When I was a child I put a message into a bottle and threw it in the ocean. Then I wondered who would eventually get my message and would they in turn call me. Of course no one every did and my “message in the bottle” likely sank to the bottom getting nowhere and nobody’s attention.
We are seeing the same “childlike sophomoric mentality” from people “throwing messages into the space of social media” hoping to get a response. How many Twitter followers are pushing out spam messages about some new product or technology promising to do wonderful things for your business or some part of your body. This represents old messages in a new bottle but the bottle still “sinks” and/or breaks against the tides of conversations. The end result is the message reaches nobody and even if it does who really cares, no one!
Old Methods Same Message
I recently met a company that spends in excess of $10 millions a year on direct mail campaigns. They’ve used direct mail campaigns for years and believed it was effective. Effective was defined at producing a 1% response rate.
Now consider the waste of paper, the low response rates and the cost. The message of the direct mail campaigns were centric to promotions of retail sales and was aimed at “pulling traffic” and subsequent sales to their stores. Is there a better way with a higher response rate at less cost?
Old Message Different Bottle?
Consider Dell’s recent news about selling millions of dollars of computers and accessories primarily leveraging the power of Twitter. How much did it cost Dell? Did they waste money on print ads? Did they get good response?
The cost to Dell was time. They didn’t spend a dime on print ads. The responses totals over $3 million in new sales. The PC maker’s U.S. outlet store has been on Twitter since June 2007, posting specials and responding to customer questions. And according to the Direct2Dell blog, sales generated by those regular tweets have generated more than $3 million in sales.

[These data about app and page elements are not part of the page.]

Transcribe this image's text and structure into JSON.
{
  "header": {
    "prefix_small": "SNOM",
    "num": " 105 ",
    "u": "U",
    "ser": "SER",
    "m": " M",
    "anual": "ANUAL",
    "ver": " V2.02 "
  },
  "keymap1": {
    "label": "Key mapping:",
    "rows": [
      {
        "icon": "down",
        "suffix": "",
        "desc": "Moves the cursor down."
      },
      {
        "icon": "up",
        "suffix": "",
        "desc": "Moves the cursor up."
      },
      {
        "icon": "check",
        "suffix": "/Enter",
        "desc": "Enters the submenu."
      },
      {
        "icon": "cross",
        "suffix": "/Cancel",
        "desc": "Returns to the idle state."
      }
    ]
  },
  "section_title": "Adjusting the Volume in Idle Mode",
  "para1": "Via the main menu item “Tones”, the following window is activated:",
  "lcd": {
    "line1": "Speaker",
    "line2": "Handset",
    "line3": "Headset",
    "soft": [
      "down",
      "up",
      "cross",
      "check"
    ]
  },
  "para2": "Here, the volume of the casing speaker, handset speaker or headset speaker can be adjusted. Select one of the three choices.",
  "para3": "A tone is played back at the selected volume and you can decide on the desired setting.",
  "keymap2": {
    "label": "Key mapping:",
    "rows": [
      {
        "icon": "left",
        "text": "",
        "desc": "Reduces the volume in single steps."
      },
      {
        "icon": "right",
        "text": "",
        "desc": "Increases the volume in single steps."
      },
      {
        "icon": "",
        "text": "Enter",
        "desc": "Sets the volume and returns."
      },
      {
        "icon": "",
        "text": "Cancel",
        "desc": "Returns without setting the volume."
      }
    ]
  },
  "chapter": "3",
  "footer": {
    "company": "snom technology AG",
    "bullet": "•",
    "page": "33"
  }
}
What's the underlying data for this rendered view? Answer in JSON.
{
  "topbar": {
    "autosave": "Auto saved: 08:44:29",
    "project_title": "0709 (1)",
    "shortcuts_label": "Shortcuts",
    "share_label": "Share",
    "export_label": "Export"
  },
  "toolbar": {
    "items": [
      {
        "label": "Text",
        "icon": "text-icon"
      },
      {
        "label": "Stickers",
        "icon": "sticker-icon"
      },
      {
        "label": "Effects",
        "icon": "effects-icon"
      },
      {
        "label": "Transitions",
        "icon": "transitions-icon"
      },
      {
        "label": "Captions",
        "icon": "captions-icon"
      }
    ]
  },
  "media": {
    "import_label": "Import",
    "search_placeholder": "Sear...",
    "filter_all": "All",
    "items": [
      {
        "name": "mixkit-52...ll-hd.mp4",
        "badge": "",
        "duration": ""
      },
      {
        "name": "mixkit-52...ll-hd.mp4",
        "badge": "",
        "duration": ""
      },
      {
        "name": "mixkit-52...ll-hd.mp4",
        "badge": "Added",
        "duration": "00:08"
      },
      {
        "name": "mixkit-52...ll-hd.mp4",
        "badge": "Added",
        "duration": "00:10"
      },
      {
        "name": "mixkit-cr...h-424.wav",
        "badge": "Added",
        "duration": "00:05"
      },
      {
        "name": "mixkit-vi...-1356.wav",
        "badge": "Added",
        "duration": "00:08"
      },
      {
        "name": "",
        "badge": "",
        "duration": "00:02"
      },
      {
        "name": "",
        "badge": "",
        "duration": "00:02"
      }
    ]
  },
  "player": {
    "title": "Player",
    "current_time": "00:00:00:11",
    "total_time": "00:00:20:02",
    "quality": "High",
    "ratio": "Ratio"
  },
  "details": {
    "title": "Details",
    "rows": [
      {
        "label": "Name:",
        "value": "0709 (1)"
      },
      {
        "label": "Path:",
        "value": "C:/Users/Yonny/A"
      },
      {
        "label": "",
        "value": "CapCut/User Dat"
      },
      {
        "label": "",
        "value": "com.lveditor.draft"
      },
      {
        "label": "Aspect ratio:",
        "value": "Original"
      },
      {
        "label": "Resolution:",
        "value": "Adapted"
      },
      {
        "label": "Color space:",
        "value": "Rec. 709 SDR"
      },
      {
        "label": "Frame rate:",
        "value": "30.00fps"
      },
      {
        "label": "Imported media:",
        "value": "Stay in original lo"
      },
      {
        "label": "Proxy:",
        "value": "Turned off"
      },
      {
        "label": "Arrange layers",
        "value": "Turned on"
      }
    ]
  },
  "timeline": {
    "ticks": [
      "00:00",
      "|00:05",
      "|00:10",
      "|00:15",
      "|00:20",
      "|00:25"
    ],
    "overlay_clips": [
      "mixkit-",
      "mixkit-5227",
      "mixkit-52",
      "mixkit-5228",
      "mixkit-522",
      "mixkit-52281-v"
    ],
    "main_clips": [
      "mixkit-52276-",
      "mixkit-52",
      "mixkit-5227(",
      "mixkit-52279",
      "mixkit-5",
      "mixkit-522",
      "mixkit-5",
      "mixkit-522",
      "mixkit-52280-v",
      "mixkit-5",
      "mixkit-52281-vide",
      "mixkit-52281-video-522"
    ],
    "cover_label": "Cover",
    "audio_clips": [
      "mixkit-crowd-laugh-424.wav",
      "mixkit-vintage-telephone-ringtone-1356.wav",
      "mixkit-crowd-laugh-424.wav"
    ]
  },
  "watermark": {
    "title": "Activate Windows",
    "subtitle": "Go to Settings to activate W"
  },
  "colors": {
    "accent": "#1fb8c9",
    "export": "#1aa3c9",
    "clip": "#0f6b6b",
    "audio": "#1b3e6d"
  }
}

Dell’s success lends credence to the argument that Twitter is much more than a wasteland of shallow, “What are you doing?” posts. It also may provide a much-needed business model for Twitter by giving the social networking site a valid reason to charge for corporate accounts.
Dell’s success proves that Twitter can be an effective marketing tool. Even better for Dell, its followers often re-tweet the vendor’s deals to their followers, thereby boosting the reach of Dell’s pitches.
Dell’s message was old but their methods were new. So old messages delivered in a “new bottle” do in fact get delivered and read. Now imagine creating a new message in a “new bottle”. Your new message should be a conversation. The new bottle is the delivery system of the social web. Make your conversation engaging and it will “float” from one to one to millions at less cost. Get it?
What say you?